Technical Writing Tips Structure: See Appendix A in [Plesha, Costanzo, Gray] Whether or not you have sections is your own choice. Most journals demand their articles be sectioned (e.g. Phys. Fluids) Some journals demand there be no sections (e.g. Phys. Rev. Letters) Most classes will want you to have them (I do not mind though). Design Project Suggested Format Sirajuddin, David Itcanbeshown.com Discussion Subsections Conclusions References/Bibliography Appendix Abstract Introduction Design Subsections Results Subsections

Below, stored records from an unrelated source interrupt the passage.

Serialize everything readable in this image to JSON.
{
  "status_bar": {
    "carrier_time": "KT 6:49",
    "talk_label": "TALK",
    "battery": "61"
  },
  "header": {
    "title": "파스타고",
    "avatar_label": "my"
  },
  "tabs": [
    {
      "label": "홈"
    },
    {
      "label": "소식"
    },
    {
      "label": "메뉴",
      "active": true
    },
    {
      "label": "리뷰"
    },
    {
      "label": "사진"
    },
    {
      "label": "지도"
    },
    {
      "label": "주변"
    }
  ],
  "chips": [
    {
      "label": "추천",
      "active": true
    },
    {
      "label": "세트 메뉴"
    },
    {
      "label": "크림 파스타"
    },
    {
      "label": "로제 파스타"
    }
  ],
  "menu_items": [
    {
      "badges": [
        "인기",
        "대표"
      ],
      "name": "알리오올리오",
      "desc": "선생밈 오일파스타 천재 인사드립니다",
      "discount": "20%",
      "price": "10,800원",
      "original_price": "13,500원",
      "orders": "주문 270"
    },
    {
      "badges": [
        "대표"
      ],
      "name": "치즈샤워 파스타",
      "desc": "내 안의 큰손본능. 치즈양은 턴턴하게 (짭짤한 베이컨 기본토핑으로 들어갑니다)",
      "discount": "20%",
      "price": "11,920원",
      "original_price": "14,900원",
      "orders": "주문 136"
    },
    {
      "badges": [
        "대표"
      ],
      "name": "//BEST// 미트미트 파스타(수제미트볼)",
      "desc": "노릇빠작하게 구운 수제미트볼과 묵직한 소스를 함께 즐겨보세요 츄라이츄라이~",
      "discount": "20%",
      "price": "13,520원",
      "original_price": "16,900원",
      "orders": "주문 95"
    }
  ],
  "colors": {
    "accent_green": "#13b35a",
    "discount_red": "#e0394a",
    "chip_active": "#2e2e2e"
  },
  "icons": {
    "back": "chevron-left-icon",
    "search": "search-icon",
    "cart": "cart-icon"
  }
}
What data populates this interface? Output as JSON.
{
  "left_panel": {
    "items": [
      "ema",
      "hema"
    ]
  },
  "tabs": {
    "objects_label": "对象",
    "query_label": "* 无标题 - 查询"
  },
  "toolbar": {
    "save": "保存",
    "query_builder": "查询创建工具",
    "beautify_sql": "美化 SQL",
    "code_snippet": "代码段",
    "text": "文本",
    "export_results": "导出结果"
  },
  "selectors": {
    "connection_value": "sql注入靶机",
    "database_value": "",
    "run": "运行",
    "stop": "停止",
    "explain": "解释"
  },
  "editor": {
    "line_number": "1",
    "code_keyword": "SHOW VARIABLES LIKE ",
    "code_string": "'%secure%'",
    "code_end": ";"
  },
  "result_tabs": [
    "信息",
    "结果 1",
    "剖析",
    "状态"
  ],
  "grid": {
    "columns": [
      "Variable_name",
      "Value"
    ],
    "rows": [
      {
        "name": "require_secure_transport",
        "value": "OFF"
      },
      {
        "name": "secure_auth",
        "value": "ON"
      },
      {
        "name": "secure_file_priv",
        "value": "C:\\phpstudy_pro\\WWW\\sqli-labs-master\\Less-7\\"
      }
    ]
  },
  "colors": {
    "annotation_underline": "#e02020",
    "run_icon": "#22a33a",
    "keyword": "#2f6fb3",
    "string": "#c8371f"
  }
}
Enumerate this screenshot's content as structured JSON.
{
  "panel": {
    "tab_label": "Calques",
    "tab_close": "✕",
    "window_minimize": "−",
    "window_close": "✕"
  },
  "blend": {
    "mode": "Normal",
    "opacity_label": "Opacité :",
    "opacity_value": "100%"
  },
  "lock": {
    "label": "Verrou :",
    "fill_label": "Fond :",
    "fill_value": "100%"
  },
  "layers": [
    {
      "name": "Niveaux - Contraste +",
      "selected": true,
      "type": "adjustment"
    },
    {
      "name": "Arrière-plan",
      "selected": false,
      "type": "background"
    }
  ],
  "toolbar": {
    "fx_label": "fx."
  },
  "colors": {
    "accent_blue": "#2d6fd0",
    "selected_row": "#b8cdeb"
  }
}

Technical Writing Tips Design project suggested format: Abstract Sirajuddin, David Itcanbeshown.com If you include an abstract, it is separate from your report. An abstract contains A complete summary of the important details of your (with numerical values!) Do not refer the reader to figures, tables here 
Technical Writing Tips Design project suggested format: Design Subsections Results Subsections Discussion Subsections Sirajuddin, David Itcanbeshown.com Provide your design, give all relevant parameters Summarize results in Only talk about general methods of solving the problem, this is a presentation of your results, appendix shows calculations you must mention assumptions (e.g. static analysis) Figures Tables N.B. You must have a figure showing the scenario somewhere here, or in the intro (not in the appendix)
Technical Writing Tips Tables and Figures Must have captions! Include a citation if you used someone elses figure with square brackets  Sirajuddin, David Itcanbeshown.com Notice citations! Here,  corresponds to [Plesha] from the references section of  If you alter a figure, you still have to cite it, write as [Adapted from #]
Technical Writing Tips Design project suggested format: Conclusions Sirajuddin, David Itcanbeshown.com This is a more-detailed abstract Summarize your design (with values) Tie it into the introduction (motivation) Summarize deficiencies, future prospects, how to resolve any issues, etc. Do not use the same wording you used in the abstract!
Technical Writing Tips Design project suggested format: References/Bibliography Sirajuddin, David Itcanbeshown.com MUST list references Alphabetized
Technical Writing Tips Different ways of citing Usually square brackets  are used, some texts (e.g. Knoll, Radiation Detection and Measurement) use paranthesis. Suppose we have 8 references in our bibliography that are numbered. We can cite in a number of ways: Recent investigators [2, 7] have presented numerical evidence that contradicts the long accepted theory of relaxation in a driven spheromak plasma . Recent investigators (Refs. 2, 7) have presented numerical evidence that contradicts the long accepted theory of relaxation in a driven spheromak plasma (Ref. 5). Recent investigators [Boozer, Tang] have presented numerical evidence that contradicts the long accepted theory of relaxation in a driven spheromak plasma [Kitson, et. al]. And, so on… If there is only one thing to cite in a sentence, put the citation at the end. While Kitson and Brownings linearized work demonstrated that the allowed equilibrium states in a relaxed plasma are restricted by resonances, numerical work at Los Alamos National Lab has shown that a nonlinear treatment regularizes the resonances creating additional allowed equilibrium states [2, 7]. Sirajuddin, David Itcanbeshown.com
Technical Writing Tips Design project suggested format: Appendix Sirajuddin, David Itcanbeshown.com Appendix is separate In the main report, do not refer to crucial figures in the appendix. However, still refer the reader to the appendix at some point, elsewise it is kind of random to just have an appendix in a report.
References  Sirajuddin, David. Design of Cabling for an Overhead Camera for Camp Randall Stadium. October 15, Date Accessed: November 16, Sirajuddin, David Itcanbeshown.com